=== Action item ===
In the records below, find each line holding the word "through" and copy it.

Dataset rows for apps and sites
┄┄┄┄┄┄┄┄┄┄

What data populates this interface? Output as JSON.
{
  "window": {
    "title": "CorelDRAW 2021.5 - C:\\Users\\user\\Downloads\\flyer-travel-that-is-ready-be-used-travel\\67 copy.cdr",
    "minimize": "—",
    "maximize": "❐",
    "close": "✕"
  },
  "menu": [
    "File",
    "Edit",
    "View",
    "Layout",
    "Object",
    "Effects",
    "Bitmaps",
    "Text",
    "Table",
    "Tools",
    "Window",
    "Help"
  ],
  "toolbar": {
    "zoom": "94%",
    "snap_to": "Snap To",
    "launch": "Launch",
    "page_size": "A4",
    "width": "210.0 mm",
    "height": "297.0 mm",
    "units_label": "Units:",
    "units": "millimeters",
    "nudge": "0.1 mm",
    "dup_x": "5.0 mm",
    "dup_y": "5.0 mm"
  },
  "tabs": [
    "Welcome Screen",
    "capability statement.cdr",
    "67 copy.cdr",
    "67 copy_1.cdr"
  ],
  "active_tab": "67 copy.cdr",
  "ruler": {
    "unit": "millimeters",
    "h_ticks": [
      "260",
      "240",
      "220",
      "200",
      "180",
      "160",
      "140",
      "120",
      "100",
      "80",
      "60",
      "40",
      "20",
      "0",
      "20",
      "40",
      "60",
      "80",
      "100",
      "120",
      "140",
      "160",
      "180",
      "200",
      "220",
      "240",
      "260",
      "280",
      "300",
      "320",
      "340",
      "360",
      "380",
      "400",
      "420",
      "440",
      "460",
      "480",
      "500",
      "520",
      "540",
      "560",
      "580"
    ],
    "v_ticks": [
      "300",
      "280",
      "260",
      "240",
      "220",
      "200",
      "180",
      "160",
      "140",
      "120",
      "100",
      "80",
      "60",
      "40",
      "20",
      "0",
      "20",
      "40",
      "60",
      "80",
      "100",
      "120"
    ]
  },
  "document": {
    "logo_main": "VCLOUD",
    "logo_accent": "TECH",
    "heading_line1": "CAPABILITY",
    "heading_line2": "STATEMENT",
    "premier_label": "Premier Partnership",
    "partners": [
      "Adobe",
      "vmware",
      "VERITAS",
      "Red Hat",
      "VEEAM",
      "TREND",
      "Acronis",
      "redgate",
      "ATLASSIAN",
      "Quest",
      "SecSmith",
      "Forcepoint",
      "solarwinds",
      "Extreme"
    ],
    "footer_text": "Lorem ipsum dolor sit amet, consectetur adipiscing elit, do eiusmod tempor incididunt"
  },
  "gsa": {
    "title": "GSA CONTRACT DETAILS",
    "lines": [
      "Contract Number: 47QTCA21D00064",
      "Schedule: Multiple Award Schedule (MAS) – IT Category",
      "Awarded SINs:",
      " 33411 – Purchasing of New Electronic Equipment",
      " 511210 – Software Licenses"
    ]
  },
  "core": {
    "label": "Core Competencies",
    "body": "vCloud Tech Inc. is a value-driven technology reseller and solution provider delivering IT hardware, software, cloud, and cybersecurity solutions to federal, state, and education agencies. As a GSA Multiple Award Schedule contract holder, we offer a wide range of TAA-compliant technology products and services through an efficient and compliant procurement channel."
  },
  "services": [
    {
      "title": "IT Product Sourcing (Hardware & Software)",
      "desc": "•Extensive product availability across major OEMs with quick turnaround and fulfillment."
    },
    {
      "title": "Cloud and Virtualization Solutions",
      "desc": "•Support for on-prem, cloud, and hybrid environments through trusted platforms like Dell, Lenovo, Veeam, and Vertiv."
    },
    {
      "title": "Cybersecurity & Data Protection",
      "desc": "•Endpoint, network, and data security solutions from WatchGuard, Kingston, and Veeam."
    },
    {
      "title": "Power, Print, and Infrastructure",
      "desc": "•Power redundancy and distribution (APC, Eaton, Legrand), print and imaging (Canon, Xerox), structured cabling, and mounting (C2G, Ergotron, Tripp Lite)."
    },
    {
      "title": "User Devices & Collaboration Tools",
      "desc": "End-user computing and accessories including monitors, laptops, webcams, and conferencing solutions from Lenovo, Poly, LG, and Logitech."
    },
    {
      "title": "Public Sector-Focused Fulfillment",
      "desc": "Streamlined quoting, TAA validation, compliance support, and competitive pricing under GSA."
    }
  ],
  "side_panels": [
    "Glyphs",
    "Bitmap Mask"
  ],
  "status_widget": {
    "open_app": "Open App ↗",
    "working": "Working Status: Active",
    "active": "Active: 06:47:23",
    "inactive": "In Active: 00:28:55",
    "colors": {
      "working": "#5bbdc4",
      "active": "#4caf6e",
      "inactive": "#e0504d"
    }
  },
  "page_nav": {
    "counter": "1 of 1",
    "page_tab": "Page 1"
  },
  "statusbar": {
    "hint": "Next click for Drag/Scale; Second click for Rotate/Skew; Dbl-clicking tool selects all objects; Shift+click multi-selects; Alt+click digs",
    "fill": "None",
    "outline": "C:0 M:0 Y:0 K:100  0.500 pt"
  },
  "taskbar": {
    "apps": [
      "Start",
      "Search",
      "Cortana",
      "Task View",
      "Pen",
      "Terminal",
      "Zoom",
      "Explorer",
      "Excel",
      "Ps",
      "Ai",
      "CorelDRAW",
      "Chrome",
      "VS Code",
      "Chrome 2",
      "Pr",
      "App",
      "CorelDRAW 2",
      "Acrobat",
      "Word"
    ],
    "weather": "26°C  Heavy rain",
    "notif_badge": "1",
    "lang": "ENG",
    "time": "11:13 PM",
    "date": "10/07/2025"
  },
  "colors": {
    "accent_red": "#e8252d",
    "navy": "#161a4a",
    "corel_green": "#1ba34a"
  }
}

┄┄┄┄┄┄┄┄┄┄

=== Task result ===
    "body": "vCloud Tech Inc. is a value-driven technology reseller and solution provider delivering IT hardware, software, cloud, and cybersecurity solutions to federal, state, and education agencies. As a GSA Multiple Award Schedule contract holder, we offer a wide range of TAA-compliant technology products and services through an efficient and compliant procurement channel."
      "desc": "•Support for on-prem, cloud, and hybrid environments through trusted platforms like Dell, Lenovo, Veeam, and Vertiv."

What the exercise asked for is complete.